▸ Exercise brief
Could you return every record below without changing a word?

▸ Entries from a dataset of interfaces
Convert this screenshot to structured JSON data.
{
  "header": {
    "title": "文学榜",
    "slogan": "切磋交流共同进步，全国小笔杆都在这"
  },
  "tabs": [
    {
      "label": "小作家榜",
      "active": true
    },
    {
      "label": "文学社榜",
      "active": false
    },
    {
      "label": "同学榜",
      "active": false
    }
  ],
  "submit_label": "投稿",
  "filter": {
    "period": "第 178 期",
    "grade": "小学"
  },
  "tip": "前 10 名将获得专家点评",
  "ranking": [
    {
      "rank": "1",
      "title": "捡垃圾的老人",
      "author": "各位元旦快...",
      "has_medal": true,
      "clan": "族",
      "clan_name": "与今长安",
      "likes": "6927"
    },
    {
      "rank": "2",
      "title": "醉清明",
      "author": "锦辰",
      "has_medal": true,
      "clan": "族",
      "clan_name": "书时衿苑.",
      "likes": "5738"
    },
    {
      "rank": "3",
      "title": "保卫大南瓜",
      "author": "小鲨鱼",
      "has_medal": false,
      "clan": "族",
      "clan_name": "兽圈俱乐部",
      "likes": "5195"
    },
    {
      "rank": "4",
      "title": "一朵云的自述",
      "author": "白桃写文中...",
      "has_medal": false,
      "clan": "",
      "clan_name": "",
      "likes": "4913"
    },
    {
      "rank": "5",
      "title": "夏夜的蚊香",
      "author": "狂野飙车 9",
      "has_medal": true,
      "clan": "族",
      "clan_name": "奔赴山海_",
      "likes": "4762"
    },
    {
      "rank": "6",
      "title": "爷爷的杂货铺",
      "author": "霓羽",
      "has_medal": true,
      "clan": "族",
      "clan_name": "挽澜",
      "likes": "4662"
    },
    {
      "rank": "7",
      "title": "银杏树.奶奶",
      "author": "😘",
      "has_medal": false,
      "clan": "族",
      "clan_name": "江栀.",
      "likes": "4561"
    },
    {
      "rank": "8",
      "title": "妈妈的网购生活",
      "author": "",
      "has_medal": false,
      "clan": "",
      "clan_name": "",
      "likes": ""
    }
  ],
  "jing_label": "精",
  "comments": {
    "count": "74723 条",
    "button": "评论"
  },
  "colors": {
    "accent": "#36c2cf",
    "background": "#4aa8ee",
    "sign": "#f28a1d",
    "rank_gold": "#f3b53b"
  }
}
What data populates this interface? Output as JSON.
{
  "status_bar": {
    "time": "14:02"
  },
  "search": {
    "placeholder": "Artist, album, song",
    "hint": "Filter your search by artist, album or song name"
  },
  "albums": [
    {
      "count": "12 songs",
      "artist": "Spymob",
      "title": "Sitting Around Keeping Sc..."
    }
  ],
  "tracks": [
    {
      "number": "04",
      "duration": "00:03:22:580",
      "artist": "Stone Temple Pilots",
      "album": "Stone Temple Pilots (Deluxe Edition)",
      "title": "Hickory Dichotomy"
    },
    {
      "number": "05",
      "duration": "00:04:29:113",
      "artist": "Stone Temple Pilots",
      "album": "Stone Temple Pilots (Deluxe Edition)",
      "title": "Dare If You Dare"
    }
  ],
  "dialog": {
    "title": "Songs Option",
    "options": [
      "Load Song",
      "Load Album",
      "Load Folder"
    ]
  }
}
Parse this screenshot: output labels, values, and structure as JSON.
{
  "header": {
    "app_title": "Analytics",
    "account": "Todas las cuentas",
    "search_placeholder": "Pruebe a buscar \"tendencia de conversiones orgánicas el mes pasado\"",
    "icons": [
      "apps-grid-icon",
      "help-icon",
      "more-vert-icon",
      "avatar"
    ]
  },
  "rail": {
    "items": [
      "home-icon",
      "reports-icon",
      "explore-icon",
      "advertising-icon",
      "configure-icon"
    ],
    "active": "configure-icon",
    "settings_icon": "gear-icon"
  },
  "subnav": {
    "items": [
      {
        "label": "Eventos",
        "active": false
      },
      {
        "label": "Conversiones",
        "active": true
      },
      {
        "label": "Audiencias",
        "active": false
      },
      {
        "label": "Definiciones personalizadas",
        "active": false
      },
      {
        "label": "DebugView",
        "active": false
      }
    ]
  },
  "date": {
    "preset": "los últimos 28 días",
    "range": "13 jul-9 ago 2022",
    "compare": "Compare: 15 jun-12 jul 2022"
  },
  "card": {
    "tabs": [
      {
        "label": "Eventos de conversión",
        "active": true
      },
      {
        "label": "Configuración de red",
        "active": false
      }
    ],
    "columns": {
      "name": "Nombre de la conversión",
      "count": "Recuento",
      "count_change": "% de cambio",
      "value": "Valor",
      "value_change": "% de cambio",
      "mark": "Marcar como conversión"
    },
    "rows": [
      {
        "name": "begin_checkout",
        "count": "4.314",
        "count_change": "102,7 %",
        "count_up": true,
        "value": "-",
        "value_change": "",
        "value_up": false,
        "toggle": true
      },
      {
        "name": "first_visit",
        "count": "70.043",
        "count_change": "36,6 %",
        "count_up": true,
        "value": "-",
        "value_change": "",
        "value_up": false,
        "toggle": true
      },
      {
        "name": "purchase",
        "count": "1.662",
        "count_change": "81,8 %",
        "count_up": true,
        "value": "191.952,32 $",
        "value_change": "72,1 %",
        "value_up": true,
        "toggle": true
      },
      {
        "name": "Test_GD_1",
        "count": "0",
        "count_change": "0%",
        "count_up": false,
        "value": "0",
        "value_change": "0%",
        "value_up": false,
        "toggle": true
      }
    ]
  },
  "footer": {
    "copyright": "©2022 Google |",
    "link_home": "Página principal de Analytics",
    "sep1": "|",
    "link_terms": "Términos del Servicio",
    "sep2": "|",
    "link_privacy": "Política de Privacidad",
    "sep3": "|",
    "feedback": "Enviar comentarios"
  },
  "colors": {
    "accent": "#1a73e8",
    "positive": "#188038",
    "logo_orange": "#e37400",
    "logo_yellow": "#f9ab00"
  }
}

▸ Task answer
Convert this screenshot to structured JSON data.
{
  "header": {
    "title": "文学榜",
    "slogan": "切磋交流共同进步，全国小笔杆都在这"
  },
  "tabs": [
    {
      "label": "小作家榜",
      "active": true
    },
    {
      "label": "文学社榜",
      "active": false
    },
    {
      "label": "同学榜",
      "active": false
    }
  ],
  "submit_label": "投稿",
  "filter": {
    "period": "第 178 期",
    "grade": "小学"
  },
  "tip": "前 10 名将获得专家点评",
  "ranking": [
    {
      "rank": "1",
      "title": "捡垃圾的老人",
      "author": "各位元旦快...",
      "has_medal": true,
      "clan": "族",
      "clan_name": "与今长安",
      "likes": "6927"
    },
    {
      "rank": "2",
      "title": "醉清明",
      "author": "锦辰",
      "has_medal": true,
      "clan": "族",
      "clan_name": "书时衿苑.",
      "likes": "5738"
    },
    {
      "rank": "3",
      "title": "保卫大南瓜",
      "author": "小鲨鱼",
      "has_medal": false,
      "clan": "族",
      "clan_name": "兽圈俱乐部",
      "likes": "5195"
    },
    {
      "rank": "4",
      "title": "一朵云的自述",
      "author": "白桃写文中...",
      "has_medal": false,
      "clan": "",
      "clan_name": "",
      "likes": "4913"
    },
    {
      "rank": "5",
      "title": "夏夜的蚊香",
      "author": "狂野飙车 9",
      "has_medal": true,
      "clan": "族",
      "clan_name": "奔赴山海_",
      "likes": "4762"
    },
    {
      "rank": "6",
      "title": "爷爷的杂货铺",
      "author": "霓羽",
      "has_medal": true,
      "clan": "族",
      "clan_name": "挽澜",
      "likes": "4662"
    },
    {
      "rank": "7",
      "title": "银杏树.奶奶",
      "author": "😘",
      "has_medal": false,
      "clan": "族",
      "clan_name": "江栀.",
      "likes": "4561"
    },
    {
      "rank": "8",
      "title": "妈妈的网购生活",
      "author": "",
      "has_medal": false,
      "clan": "",
      "clan_name": "",
      "likes": ""
    }
  ],
  "jing_label": "精",
  "comments": {
    "count": "74723 条",
    "button": "评论"
  },
  "colors": {
    "accent": "#36c2cf",
    "background": "#4aa8ee",
    "sign": "#f28a1d",
    "rank_gold": "#f3b53b"
  }
}
What data populates this interface? Output as JSON.
{
  "status_bar": {
    "time": "14:02"
  },
  "search": {
    "placeholder": "Artist, album, song",
    "hint": "Filter your search by artist, album or song name"
  },
  "albums": [
    {
      "count": "12 songs",
      "artist": "Spymob",
      "title": "Sitting Around Keeping Sc..."
    }
  ],
  "tracks": [
    {
      "number": "04",
      "duration": "00:03:22:580",
      "artist": "Stone Temple Pilots",
      "album": "Stone Temple Pilots (Deluxe Edition)",
      "title": "Hickory Dichotomy"
    },
    {
      "number": "05",
      "duration": "00:04:29:113",
      "artist": "Stone Temple Pilots",
      "album": "Stone Temple Pilots (Deluxe Edition)",
      "title": "Dare If You Dare"
    }
  ],
  "dialog": {
    "title": "Songs Option",
    "options": [
      "Load Song",
      "Load Album",
      "Load Folder"
    ]
  }
}
Parse this screenshot: output labels, values, and structure as JSON.
{
  "header": {
    "app_title": "Analytics",
    "account": "Todas las cuentas",
    "search_placeholder": "Pruebe a buscar \"tendencia de conversiones orgánicas el mes pasado\"",
    "icons": [
      "apps-grid-icon",
      "help-icon",
      "more-vert-icon",
      "avatar"
    ]
  },
  "rail": {
    "items": [
      "home-icon",
      "reports-icon",
      "explore-icon",
      "advertising-icon",
      "configure-icon"
    ],
    "active": "configure-icon",
    "settings_icon": "gear-icon"
  },
  "subnav": {
    "items": [
      {
        "label": "Eventos",
        "active": false
      },
      {
        "label": "Conversiones",
        "active": true
      },
      {
        "label": "Audiencias",
        "active": false
      },
      {
        "label": "Definiciones personalizadas",
        "active": false
      },
      {
        "label": "DebugView",
        "active": false
      }
    ]
  },
  "date": {
    "preset": "los últimos 28 días",
    "range": "13 jul-9 ago 2022",
    "compare": "Compare: 15 jun-12 jul 2022"
  },
  "card": {
    "tabs": [
      {
        "label": "Eventos de conversión",
        "active": true
      },
      {
        "label": "Configuración de red",
        "active": false
      }
    ],
    "columns": {
      "name": "Nombre de la conversión",
      "count": "Recuento",
      "count_change": "% de cambio",
      "value": "Valor",
      "value_change": "% de cambio",
      "mark": "Marcar como conversión"
    },
    "rows": [
      {
        "name": "begin_checkout",
        "count": "4.314",
        "count_change": "102,7 %",
        "count_up": true,
        "value": "-",
        "value_change": "",
        "value_up": false,
        "toggle": true
      },
      {
        "name": "first_visit",
        "count": "70.043",
        "count_change": "36,6 %",
        "count_up": true,
        "value": "-",
        "value_change": "",
        "value_up": false,
        "toggle": true
      },
      {
        "name": "purchase",
        "count": "1.662",
        "count_change": "81,8 %",
        "count_up": true,
        "value": "191.952,32 $",
        "value_change": "72,1 %",
        "value_up": true,
        "toggle": true
      },
      {
        "name": "Test_GD_1",
        "count": "0",
        "count_change": "0%",
        "count_up": false,
        "value": "0",
        "value_change": "0%",
        "value_up": false,
        "toggle": true
      }
    ]
  },
  "footer": {
    "copyright": "©2022 Google |",
    "link_home": "Página principal de Analytics",
    "sep1": "|",
    "link_terms": "Términos del Servicio",
    "sep2": "|",
    "link_privacy": "Política de Privacidad",
    "sep3": "|",
    "feedback": "Enviar comentarios"
  },
  "colors": {
    "accent": "#1a73e8",
    "positive": "#188038",
    "logo_orange": "#e37400",
    "logo_yellow": "#f9ab00"
  }
}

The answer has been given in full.